Based on a revelatory 2014 biography of Ailles and a subsequent series of New York Magazine articles by journalist Gabriel Sherman exposing his sexually predatory behavior, The Loudest Voice struggles to find a strong stylistic angle or a nuanced moral stance on its subject. Sherman's book is an impressive reporting feat, constructing a counter-history of the last 50 years of America with Ailes at the key inflection points in the rise of destructive right-wing politics and the dawn of cable news hysteria. Sherman gets quotes, scoops, and bits of secret history that shock and awe in equal measure, finding sources willing to talk about a powerful man known for his vindictive streak and cruel PR tactics. Despite having Sherman's work as a resource, the TV version of the story feels oddly inert, unsure of how fair and balanced it should be in its portrayal of such a clear-cut villain.
Besides the drab visual realities of the TV news business, the show, which was developed by Sherman, Spotlight director Tom McCarthy, and UnREAL writer Alex Metcalf, must also confront the challenge of condensing such a bizarre life into a coherent narrative. The series begins with Ailes' death in 2017 and his defiant voiceover describing himself as "right-wing, paranoid, and fat" before flashing back to the launch of Fox News in 1997. Fresh off a bumpy exit from CNBC, where he served as the president of the network, Ailes teams with Australian media tycoon Rupert Murdoch (Simon McBurney) to form a network that will appeal to a "niche" audience by providing "an American message wrapped up in a conservative viewpoint." Quickly, he hits on a popular formula: tabloid excess delivered by wild-eyed true believers.
The decision to set each episode in a specific year sounds like a smart one, a clever way to organize events into Wiki-ready info-dumps, but it ends up making what I saw of the show feel disjointed. (Only the first four of the seven episodes were made available for review.) The second episode jumps to 2001, covering the political fallout of 9/11 and the flag-waving ramp-up to the Iraq War; the third episode leaps forward to 2008, chronicling Ailes' conspiratorial hostility toward the Obama campaign and eventual presidency; episode four slows down a bit by only moving into 2009, setting up a side plot about Ailes purchasing the local paper in his town to occupy his wife, Elizabeth (Sienna Miller). There's plenty of incident, accompanied by news footage and archly deployed pop songs, but very little suspense or insight.

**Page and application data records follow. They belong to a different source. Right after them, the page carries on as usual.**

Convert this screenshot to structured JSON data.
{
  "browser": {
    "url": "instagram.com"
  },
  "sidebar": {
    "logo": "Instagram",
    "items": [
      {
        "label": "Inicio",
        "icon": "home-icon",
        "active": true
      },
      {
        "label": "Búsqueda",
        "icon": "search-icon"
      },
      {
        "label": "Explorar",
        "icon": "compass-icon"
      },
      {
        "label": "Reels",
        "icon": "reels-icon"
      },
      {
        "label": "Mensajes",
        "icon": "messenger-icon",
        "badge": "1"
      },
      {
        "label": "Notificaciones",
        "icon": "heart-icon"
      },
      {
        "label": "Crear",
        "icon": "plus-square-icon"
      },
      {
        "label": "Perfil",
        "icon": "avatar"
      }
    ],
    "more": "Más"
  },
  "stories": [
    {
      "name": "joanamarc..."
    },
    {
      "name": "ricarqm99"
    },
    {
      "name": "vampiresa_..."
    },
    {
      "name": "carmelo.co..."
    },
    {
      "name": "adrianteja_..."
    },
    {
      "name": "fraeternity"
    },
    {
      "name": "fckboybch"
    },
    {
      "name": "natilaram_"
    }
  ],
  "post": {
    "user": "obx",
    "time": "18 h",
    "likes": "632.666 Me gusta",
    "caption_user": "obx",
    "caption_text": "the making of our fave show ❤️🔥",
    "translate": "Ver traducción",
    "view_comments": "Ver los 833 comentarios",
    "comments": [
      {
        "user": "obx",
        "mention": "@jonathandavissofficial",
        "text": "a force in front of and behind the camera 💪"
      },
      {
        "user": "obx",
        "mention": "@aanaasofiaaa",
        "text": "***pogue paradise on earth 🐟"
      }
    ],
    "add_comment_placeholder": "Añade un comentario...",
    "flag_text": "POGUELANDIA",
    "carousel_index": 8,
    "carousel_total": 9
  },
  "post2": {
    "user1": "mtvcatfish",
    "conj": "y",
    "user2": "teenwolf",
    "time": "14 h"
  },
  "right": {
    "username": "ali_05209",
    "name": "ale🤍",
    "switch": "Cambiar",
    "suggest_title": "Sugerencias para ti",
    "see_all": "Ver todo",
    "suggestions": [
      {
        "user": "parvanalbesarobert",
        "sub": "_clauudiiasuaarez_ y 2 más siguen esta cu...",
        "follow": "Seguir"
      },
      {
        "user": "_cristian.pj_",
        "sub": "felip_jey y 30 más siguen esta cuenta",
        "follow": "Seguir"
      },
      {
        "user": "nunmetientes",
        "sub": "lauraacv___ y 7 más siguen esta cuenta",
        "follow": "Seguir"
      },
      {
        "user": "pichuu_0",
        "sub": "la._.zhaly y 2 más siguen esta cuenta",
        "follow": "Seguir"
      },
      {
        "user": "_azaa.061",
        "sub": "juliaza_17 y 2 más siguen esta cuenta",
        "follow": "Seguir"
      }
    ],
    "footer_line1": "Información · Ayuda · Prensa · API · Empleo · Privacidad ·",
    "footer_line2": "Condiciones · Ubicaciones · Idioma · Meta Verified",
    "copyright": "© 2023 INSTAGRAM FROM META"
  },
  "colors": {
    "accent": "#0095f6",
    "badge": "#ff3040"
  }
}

As with any ripped-from-the-headlines story, the control of the tone and scope of the narrative are incredibly important. In Sherman's biography, Ailes' battle with the residents of Putnam, New York, which he waged through the pages of the local paper he controlled and used as a personal bullhorn, is like a perverse Billy Wilder movie, the tale of a tyrannical big shot going to war with his neighbors just for the hell of it. It would make a fascinating 90-minute parable-like film. Chopped up into pieces and tucked into a longer miniseries, placed alongside backroom meetings with Obama strategist David Axelrod (David Cromer) and painful portrayals of the sexual harassment of Gretchen Carlson (a so-far underused Naomi Watts), the Putnam drama feels frivolous. You can imagine the easily bored Ailes himself wanting to cut it.